A man from North Jersey has admitted to filing 18 fraudulent tax returns using stolen personal information to obtain refunds to which he was not entitled.
Acting U.S. Attorney Rachael A. Honig says 33-year-old Emmanuel A. Barrientos-Fermin of Tenafly pleaded guilty before a U.S. district court judge to an indictment charging him with one count each of conspiracy to commit wire fraud, access device fraud, and aggravated identity theft.
According to court documents:
Barrientos-Fermin admitted that from January 2020 through February 2020, he and others conspired to use stolen personal identifying information (PII) to submit fraudulent tax returns in victims’ names to obtain tax refunds without the victims’ knowledge or consent.

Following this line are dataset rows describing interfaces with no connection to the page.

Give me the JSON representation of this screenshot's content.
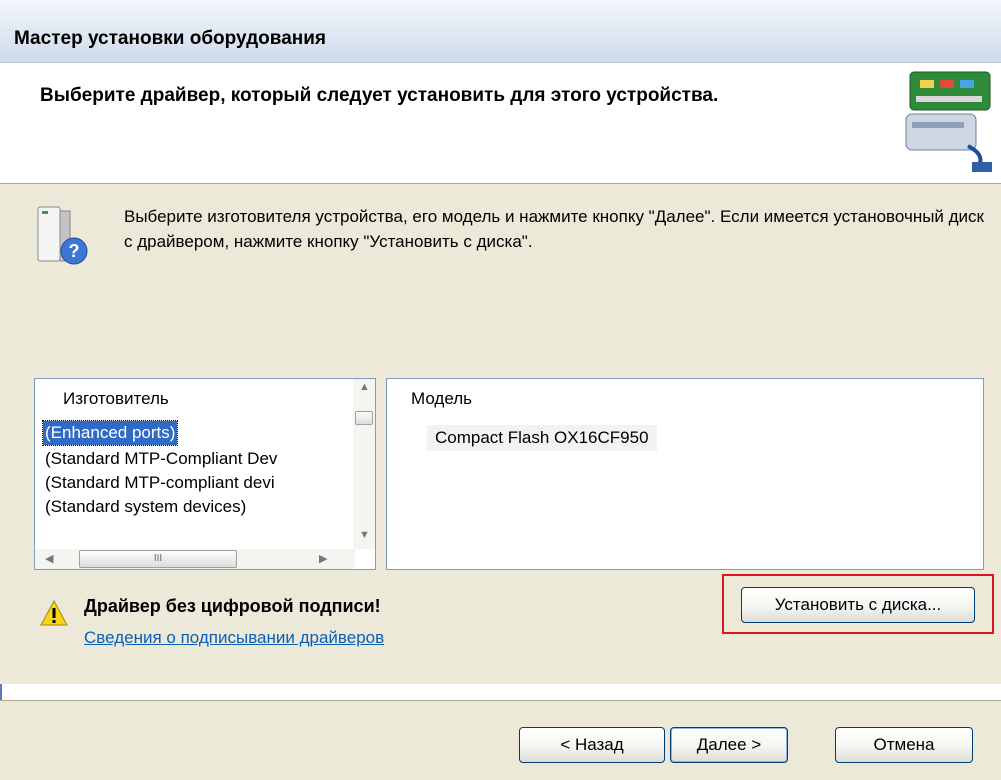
{
  "window": {
    "title": "Мастер установки оборудования"
  },
  "header": {
    "title": "Выберите драйвер, который следует установить для этого устройства."
  },
  "info": {
    "text": "Выберите изготовителя устройства, его модель и нажмите кнопку \"Далее\". Если имеется установочный диск с  драйвером, нажмите кнопку \"Установить с диска\"."
  },
  "manufacturer": {
    "header": "Изготовитель",
    "items": [
      "(Enhanced ports)",
      "(Standard MTP-Compliant Dev",
      "(Standard MTP-compliant devi",
      "(Standard system devices)"
    ],
    "selected": "(Enhanced ports)"
  },
  "model": {
    "header": "Модель",
    "items": [
      "Compact Flash OX16CF950"
    ]
  },
  "scrollbar": {
    "thumb_glyph": "III"
  },
  "warning": {
    "text": "Драйвер без цифровой подписи!",
    "link": "Сведения о подписывании драйверов"
  },
  "buttons": {
    "install": "Установить с диска...",
    "back": "< Назад",
    "next": "Далее >",
    "cancel": "Отмена"
  },
  "colors": {
    "selection": "#316ac5",
    "link": "#0b5fb5",
    "highlight_box": "#e0141e"
  }
}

A conspirator (CC-1) obtained falsified Social Security cards, driver’s licenses, birth certificates and W-2 forms bearing the victims’ stolen PII. The conspirator provided the documents to Barrientos-Fermin and others, who would use fraudulently obtained PII to file tax returns at various tax preparation company branches, posing as the victims.
Barrientos-Fermin admitted that he entered into an agreement in which CC-1 would pay him $200 to enter tax preparation companies posing as the victims to file tax returns in their names. Barrientos-Fermin provided CC-1 a photo of himself and CC-1, in turn, provided Barrientos-Fermin with driver’s licenses bearing Barrientos-Fermin’s photos and the victims’ PII. CC-1 also provided Barrientos-Fermin with matching Social Security cards, W-2s, and sometimes birth certificates. Barrientos-Fermin admitted going into tax preparation locations pretending to be the victims and providing the false documents to the tax preparers to prepare and file the fraudulent tax returns. After submitting each fraudulent tax return and collecting advance refund debit cards, Barrientos-Fermin provided CC-1 the debit cards in exchange for cash payments of about $200 per return.
Conspiracy to commit wire fraud carries a maximum sentence of 20 years in prison and the count of access device fraud carries a maximum sentence of 10 years. The count of aggravated identity theft carries a minimum of two years in prison which must run consecutively to any other term. All of the counts also carry a maximum fine of $250,000 or twice the gross gain or loss caused by the crime.
Sentencing is scheduled for September 15th.